Woodward signed a three-year contract to manage the Rangers starting in 2019. This is year three. He started strong, though. In a reversal of the Jeff Banister years, the Woodward-led Rangers bolted out of the gate in 2019, winning five of the first seven games, and being ten games over .500 by the end of June.

Then the bubble burst. Or, more aptly, Joey Gallo’s, Hunter Pence’s, and Danny Santana’s bubbles burst. After the highwater mark of 46-36, the Rangers lost fourteen out of twenty, and fell into baseball oblivion, finishing ten games under and in third place.

After the season, a lot of players complained they had trouble buying the new approach Woodward was trying to sell.

Season two was a total disaster. The Rangers ended up with the second-worst record in baseball, and the third-worst winning percentage in Texas Rangers history. Players still grumbled about the system. But who’s to blame here? It’s hard to teach offense to hitters who can’t make contact. 

Now, going into the final year of his contract, Woodward enters spring training with a team with as many holes and question marks as last year’s. Finishing anywhere but last place in a very weak American League West would be a miracle.

His rotation is considerably weaker than what he started the season with last year. His bullpen is just as chaotic. The offense looks to be a tick better, assuming Nate Lowe replaces Ronald Guzman, and David Dahl can stay on the field longer than a week. 

But Woodward has his work cut out for him. Losing is never easy. And being thrust into a no-win situation in your first shot as a major league manager has to be disheartening.

It seems certain the Rangers will give him an extension beyond this year. Why not? Who else? Why subject another poor sap to the same pain?
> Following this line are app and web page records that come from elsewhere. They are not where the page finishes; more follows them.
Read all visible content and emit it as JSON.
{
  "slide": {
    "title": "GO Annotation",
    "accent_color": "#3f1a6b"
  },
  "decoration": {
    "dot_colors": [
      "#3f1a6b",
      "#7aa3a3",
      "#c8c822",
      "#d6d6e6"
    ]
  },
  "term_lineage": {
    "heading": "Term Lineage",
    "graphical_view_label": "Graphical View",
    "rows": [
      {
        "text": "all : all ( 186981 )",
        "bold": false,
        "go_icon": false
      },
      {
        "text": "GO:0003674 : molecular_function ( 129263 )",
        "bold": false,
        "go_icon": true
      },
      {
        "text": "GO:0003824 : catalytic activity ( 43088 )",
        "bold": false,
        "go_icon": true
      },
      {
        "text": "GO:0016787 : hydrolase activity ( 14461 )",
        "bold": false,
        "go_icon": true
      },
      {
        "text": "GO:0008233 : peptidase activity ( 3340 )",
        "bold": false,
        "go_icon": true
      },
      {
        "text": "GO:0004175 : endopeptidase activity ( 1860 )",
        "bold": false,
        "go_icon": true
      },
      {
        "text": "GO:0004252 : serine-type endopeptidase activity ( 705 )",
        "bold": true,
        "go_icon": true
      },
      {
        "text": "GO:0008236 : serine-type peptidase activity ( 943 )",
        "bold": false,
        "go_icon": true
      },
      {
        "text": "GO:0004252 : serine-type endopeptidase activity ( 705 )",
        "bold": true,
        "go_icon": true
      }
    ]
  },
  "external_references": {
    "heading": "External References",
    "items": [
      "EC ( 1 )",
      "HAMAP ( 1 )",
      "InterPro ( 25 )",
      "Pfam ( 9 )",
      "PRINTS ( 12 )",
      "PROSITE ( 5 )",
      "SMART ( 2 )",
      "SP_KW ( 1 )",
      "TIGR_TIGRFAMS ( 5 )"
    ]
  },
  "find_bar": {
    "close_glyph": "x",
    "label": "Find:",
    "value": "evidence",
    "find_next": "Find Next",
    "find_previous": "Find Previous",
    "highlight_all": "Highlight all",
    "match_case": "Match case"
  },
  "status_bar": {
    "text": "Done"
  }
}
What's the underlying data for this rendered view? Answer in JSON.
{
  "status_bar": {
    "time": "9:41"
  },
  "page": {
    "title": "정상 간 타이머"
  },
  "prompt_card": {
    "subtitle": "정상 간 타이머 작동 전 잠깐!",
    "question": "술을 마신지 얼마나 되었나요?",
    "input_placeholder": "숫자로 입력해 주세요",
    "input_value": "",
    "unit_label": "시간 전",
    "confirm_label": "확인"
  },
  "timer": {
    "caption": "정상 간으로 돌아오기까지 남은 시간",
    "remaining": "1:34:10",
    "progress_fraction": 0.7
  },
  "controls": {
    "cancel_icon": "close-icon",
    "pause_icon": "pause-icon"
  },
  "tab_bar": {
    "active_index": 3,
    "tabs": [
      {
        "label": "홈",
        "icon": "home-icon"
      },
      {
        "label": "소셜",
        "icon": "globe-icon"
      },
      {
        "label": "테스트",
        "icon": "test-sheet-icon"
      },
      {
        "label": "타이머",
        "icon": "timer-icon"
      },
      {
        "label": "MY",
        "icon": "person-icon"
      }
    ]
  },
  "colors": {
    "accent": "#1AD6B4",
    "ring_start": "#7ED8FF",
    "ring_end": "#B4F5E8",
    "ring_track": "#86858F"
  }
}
Given the team can’t reasonably expect to be competitive for another three or four seasons, why not let Woodward ride it out all the way through.

But, to the question of whether he’s a good manager, it’s difficult to determine. He wasn’t given much to work with.

No jockey can win a race on a three-legged horse.